However, Superintendent Roberson said that the teacher’s association is looking at the fiscal situation incorrectly. He said they looked at the closing number of the 2010/11 year and saw a fund balance of $11.5 million. However, he said that is akin to looking at your January bank statement and attempting to use that to plan for the year.
There is a difference between the fund balance which supplies programs over the course of a year and the cash balance.
The district is suffering now from a cash flow crisis.
As we have previously explained, the state is consistently behind on its cash payments to the district. Cash is what is used to make payroll, make purchases, and run the day-to-day operations of the school district.
Because the state is in fiscal crisis they are deferring on those payments, which means the district has to borrow money short-term to make payrolls and function, and then pay that back when they receive their money from the state.
Right now, the district is in trouble. The current fund balance is $9.6 million, which is roughly $2 million less than last year at this time.
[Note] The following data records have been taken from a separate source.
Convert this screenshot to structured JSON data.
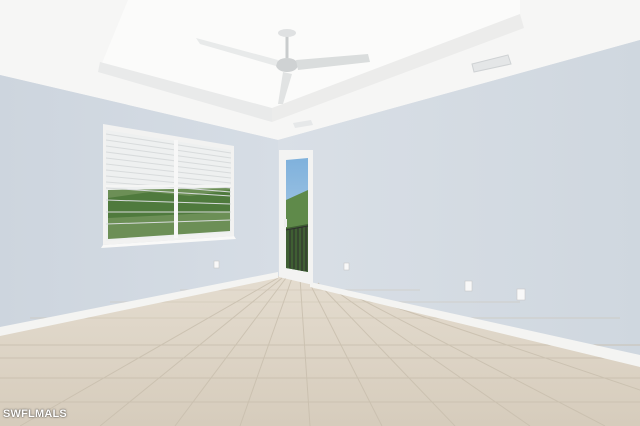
{
  "photo": {
    "subject": "empty-room",
    "watermark": "SWFLMALS"
  },
  "colors": {
    "wall": "#d3dbe3",
    "ceiling": "#f7f7f6",
    "tile": "#ddd3c5",
    "baseboard": "#f5f5f3",
    "sky": "#8fb8dd",
    "trees": "#5f8a4a"
  }
}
More alarming, the cash balance is between $3 and $4 million.
In order to borrow the money needed to fund the district, they need 25% of what they are borrowing, or roughly $4 million in the bank, otherwise they lack the ability to borrow money and, absent that ability, they cannot run the district.
The district’s situation is bad and was made worse by the unwillingness of the teachers to agree to concessions. The classified employees, mainly the support staff through their union, CSEA (California School Employees Association), agreed to concessions, but DTA (Davis Teachers Association) did not.
The result is that the district had to lay off teachers in addition to other cuts.
Superintendent Roberson noted that all neighboring associations agreed to contingency language, except for the Davis Teachers Association.
“Our plan to prevent DJUSD from running out of cash in 2012-13 began with a $3.5 million spending reduction plan which includes $675K in program, operational and materials cuts and $2.8 million in personnel reductions,” Superintendent Roberson wrote in a statement.
“Even after making these drastic cuts, DJUSD is still at financial risk. We face losing another $3.5 million of state funding if the Governor’s proposed November taxes do not pass. Additionally, we must prepare for another $3.2 million of lost revenue when Measure A goes away in June 2013,” he continued.
As we noted previously, since 2007, the district has passed four separate parcel tax measures.
The problem is that the fiscal downturn has continued, despite indications at several different times that conditions would begin to improve.
It is under these conditions that we must understand the drastic nature of Richard Harris’ proposal that would fund an addition $640 per parcel per year.
That money would make up for the loss of measure dollars that go off the books next June. It would enable the district to potentially re-hire or hire new teachers to edge the student-teacher ratio back down.
The school board will meet on June 21 to discuss this proposal. There is little doubt that this will be a tough sell to the community, but it’s important to understand where this is coming from and the crisis that the district is facing as its cash dwindles.
—David M. Greenwald reporting